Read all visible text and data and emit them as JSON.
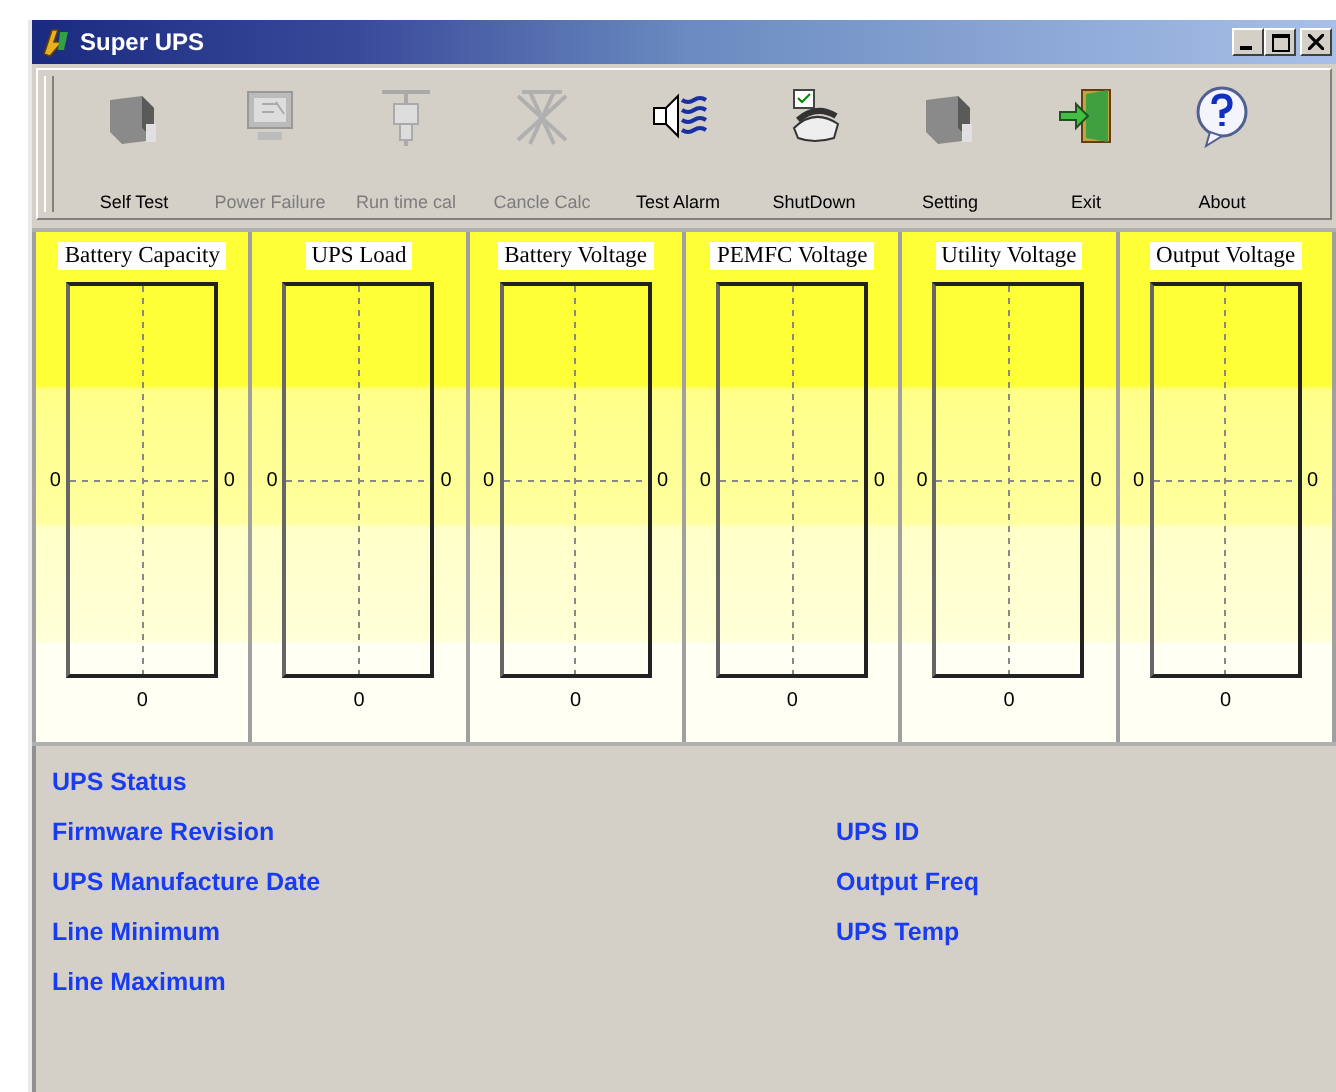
{
  "window": {
    "title": "Super UPS"
  },
  "toolbar": [
    {
      "label": "Self Test",
      "kind": "block",
      "disabled": false
    },
    {
      "label": "Power Failure",
      "kind": "monitor",
      "disabled": true
    },
    {
      "label": "Run time cal",
      "kind": "plug",
      "disabled": true
    },
    {
      "label": "Cancle Calc",
      "kind": "cross",
      "disabled": true
    },
    {
      "label": "Test Alarm",
      "kind": "speaker",
      "disabled": false
    },
    {
      "label": "ShutDown",
      "kind": "phone",
      "disabled": false
    },
    {
      "label": "Setting",
      "kind": "block",
      "disabled": false
    },
    {
      "label": "Exit",
      "kind": "door",
      "disabled": false
    },
    {
      "label": "About",
      "kind": "help",
      "disabled": false
    }
  ],
  "gauges": [
    {
      "title": "Battery Capacity",
      "left_reading": "0",
      "right_reading": "0",
      "bottom_reading": "0"
    },
    {
      "title": "UPS Load",
      "left_reading": "0",
      "right_reading": "0",
      "bottom_reading": "0"
    },
    {
      "title": "Battery Voltage",
      "left_reading": "0",
      "right_reading": "0",
      "bottom_reading": "0"
    },
    {
      "title": "PEMFC Voltage",
      "left_reading": "0",
      "right_reading": "0",
      "bottom_reading": "0"
    },
    {
      "title": "Utility Voltage",
      "left_reading": "0",
      "right_reading": "0",
      "bottom_reading": "0"
    },
    {
      "title": "Output Voltage",
      "left_reading": "0",
      "right_reading": "0",
      "bottom_reading": "0"
    }
  ],
  "status": {
    "left": [
      "UPS Status",
      "Firmware Revision",
      "UPS Manufacture Date",
      "Line Minimum",
      "Line Maximum"
    ],
    "right": [
      "UPS ID",
      "Output Freq",
      "UPS Temp"
    ]
  }
}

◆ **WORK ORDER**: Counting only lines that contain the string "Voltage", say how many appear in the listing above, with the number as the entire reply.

◆ **REPLY TO THE EXERCISE**: 4